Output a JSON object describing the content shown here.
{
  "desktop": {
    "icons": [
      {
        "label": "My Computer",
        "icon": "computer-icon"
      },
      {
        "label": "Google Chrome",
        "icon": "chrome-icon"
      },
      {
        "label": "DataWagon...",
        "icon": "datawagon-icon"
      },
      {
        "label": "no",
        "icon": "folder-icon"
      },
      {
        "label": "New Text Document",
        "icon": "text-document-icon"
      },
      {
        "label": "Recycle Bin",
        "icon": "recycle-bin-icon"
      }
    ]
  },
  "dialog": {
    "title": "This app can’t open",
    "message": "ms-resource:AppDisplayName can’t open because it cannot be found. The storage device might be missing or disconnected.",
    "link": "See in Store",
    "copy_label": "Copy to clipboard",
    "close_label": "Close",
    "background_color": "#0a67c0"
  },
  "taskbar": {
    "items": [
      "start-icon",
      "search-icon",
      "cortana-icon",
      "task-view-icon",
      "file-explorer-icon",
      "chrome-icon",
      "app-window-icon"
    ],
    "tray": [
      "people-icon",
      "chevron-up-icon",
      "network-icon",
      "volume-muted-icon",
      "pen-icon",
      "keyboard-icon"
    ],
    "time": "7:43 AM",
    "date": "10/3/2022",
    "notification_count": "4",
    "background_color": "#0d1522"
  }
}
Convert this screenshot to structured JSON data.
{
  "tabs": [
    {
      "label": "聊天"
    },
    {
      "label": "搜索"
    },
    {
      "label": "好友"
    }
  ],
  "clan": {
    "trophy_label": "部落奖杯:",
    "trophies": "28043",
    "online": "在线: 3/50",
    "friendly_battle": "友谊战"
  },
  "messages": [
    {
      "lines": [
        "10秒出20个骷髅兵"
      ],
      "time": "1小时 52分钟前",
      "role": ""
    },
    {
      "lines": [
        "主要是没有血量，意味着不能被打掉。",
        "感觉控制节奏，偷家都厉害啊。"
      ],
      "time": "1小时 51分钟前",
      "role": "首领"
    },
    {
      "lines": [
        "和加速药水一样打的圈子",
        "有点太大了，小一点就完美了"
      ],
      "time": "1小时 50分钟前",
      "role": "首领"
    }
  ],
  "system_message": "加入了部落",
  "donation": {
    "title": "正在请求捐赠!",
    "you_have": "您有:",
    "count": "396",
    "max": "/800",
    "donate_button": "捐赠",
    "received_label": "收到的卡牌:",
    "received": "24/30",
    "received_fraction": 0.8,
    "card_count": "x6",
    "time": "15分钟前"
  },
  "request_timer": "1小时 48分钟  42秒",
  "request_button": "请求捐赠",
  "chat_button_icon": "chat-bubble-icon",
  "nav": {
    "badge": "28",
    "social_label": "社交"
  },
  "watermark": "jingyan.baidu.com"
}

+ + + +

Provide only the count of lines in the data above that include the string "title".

» SOLUTION
2